No, this post is not about Jack Black’s musical alter ego, Tenacious D. This entry is actually about my tenacious Chloe.
Earlier today, the first morning after receiving her no-TV-for-three-days punishment, Chloe played games on the computer. One of her favorite sites is Funbrain, which is supposedly educational. And some of it is indeed minimally pedagogical.
Anyway, she decided to make her way through an “arcade” of different games, where you can’t move on to the next game in the series until you’ve conquered the current game. She was proceeding along nicely until “Mighty Girl.” The concept is cute enough in theory – a young girl draws a pencil cartoon in her math journal, and the cartoon comes to life for the game. Mighty Girl has to overcome obstacles by running past them, jumping over them or ducking from them. Chloe hit a roadblock. She couldn’t get past the third screen and was growing increasingly frustrated at her inability to finish.
But the thing is, with Chloe it’s never just simple expressions of frustration. It’s always accompanied by tears, yelling (specifically, that my computer “stinks!” – which, I am ashamed to admit, she learned from me, because I can’t stand our laptop), banging and lots of tears.
Yet, she would not give up. I told her to play a different game. “But if I don’t finish this game, I won’t be able to move ahead in the arcade.” I told her to take a break from “Mighty Girl” and try it again after school. That reasonable comment earned me a scornful glare. When none of my words of wisdom calmed her down, I resorted to threats: “If you continue to act like this, not only will you be grounded from TV for 3 days, but you’ll also be grounded from the computer.” That didn’t help much, either.
I even tried the game myself. But I was never very good at video games, and I thought this one was just plain stupid in its execution.

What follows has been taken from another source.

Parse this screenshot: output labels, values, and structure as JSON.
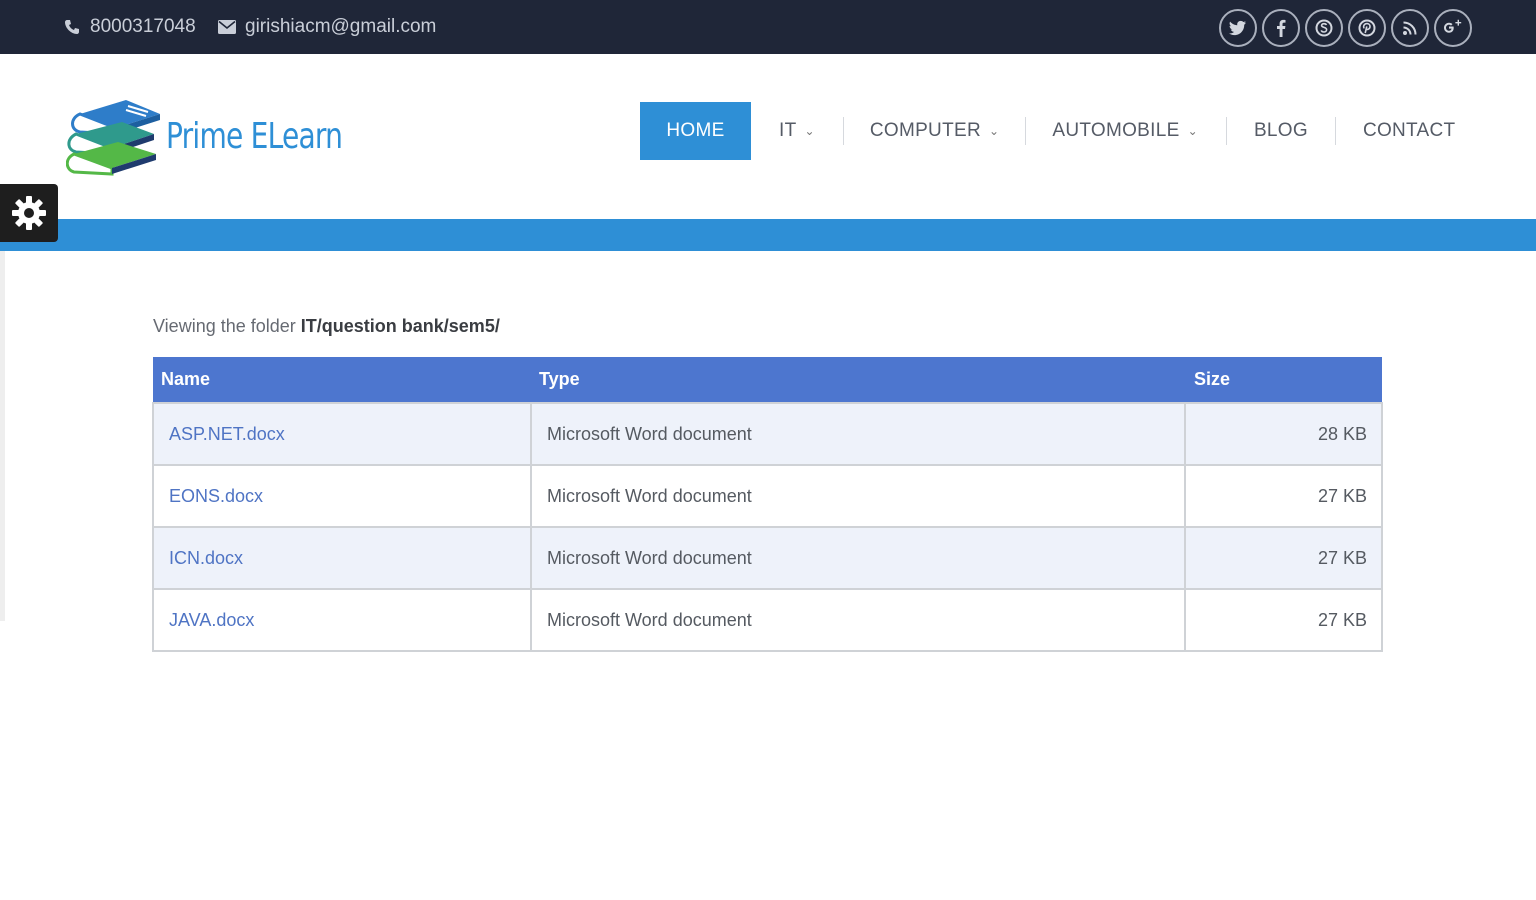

With minutes to spare before my having to plead with her (yes, it makes me crazy that I have to plead with her at all) to stop playing and get ready to walk to the bus stop, and after what seemed like 1,000 “Mighty Girl” fatal injuries (the character gets crushed by loose, rolling wheels, among other things), she conquered the game. I was pretty impressed. Not impressed with her behavior, mind you. But fairly amazed by her ability to work through the tears and master the game.
She’s started to ask me about Nintendo Wii, but I say, let’s not get ahead of ourselves.